Buy-to-let: Bad for renters, bad for first-time buyers – and now bad for everyone?

Jul 02, 2015 12:52 PM

The buy-to-let ‘boom’ that has occurred over the last twenty years, coinciding with the huge growth of the private rented sector more generally, has meant this kind of mortgage has been normalised within the British psyche, but without perhaps enough analysis of what it means for the economy and wider society.

Of course, private renters and potential first-time buyers have been critics. It’s clear that the tax advantages that buy-to-let landlords enjoy means many people are crowded out from buying a home just to live in.

With new pension rules from April this year that have allowed retirees to take out their state pension in a lump sum, it’s likely this disparity will only be exacerbated.

For renters themselves, the terms set by buy-to-let mortgage lenders often mean landlords are bound to offer short-term tenancy agreements or forbidden from letting to someone who is claiming benefits.

So we know buy-to-let holds back aspiring first-time buyers, reduces security of tenure and encourages income discrimination. But a recent intervention from the Bank of England suggests that the lending terms on which many of these mortgages are granted could also contribute to future financial instability.

In its latest Financial Stability Report, the bank has said that easy access to credit being used to invest in buy-to-let could lead to higher house prices and greater household indebtedness. With a potential rise in interest rates looking more likely, higher mortgage rates could make it harder for some buy-to-let landlords to maintain their current properties.

If defaults start to become more normal, or buy-to-let crashes more widely, we need to make sure private renters are protected and not just evicted through no fault of their own.

To that end, local authorities should be looking at provisions to buy up properties in this situation and carry on as the landlord, while central government should consider how it can get in institutional management firms to buy up larger portfolios with the ability to offer more secure and affordable rents.

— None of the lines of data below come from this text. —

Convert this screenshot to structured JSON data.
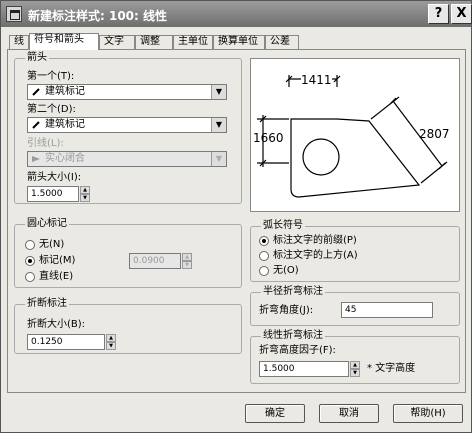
{
  "window": {
    "title": "新建标注样式: 100: 线性",
    "help_btn": "?",
    "close_btn": "X"
  },
  "tabs": [
    {
      "label": "线"
    },
    {
      "label": "符号和箭头",
      "active": true
    },
    {
      "label": "文字"
    },
    {
      "label": "调整"
    },
    {
      "label": "主单位"
    },
    {
      "label": "换算单位"
    },
    {
      "label": "公差"
    }
  ],
  "arrows": {
    "group_title": "箭头",
    "first_label": "第一个(T):",
    "first_value": "建筑标记",
    "second_label": "第二个(D):",
    "second_value": "建筑标记",
    "leader_label": "引线(L):",
    "leader_value": "实心闭合",
    "size_label": "箭头大小(I):",
    "size_value": "1.5000"
  },
  "center_marks": {
    "group_title": "圆心标记",
    "none_label": "无(N)",
    "mark_label": "标记(M)",
    "line_label": "直线(E)",
    "size_value": "0.0900",
    "selected": "mark"
  },
  "break": {
    "group_title": "折断标注",
    "size_label": "折断大小(B):",
    "size_value": "0.1250"
  },
  "arc_length": {
    "group_title": "弧长符号",
    "opt1": "标注文字的前缀(P)",
    "opt2": "标注文字的上方(A)",
    "opt3": "无(O)",
    "selected": "opt1"
  },
  "radius_jog": {
    "group_title": "半径折弯标注",
    "angle_label": "折弯角度(J):",
    "angle_value": "45"
  },
  "linear_jog": {
    "group_title": "线性折弯标注",
    "factor_label": "折弯高度因子(F):",
    "factor_value": "1.5000",
    "suffix": "* 文字高度"
  },
  "preview": {
    "dim_top": "1411",
    "dim_left": "1660",
    "dim_right": "2807"
  },
  "buttons": {
    "ok": "确定",
    "cancel": "取消",
    "help": "帮助(H)"
  }
}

Of course, those tenants who want to buy the properties they are currently renting should also get that opportunity if their landlord defaults.

For too long, buy-to-let has been allowed to act as a cash cow for certain investors without the wider socioeconomic consequences being considered; if we are to see a downturn, let’s make sure policy is in place so benefit those who would be the immediate victims – millions of private renters.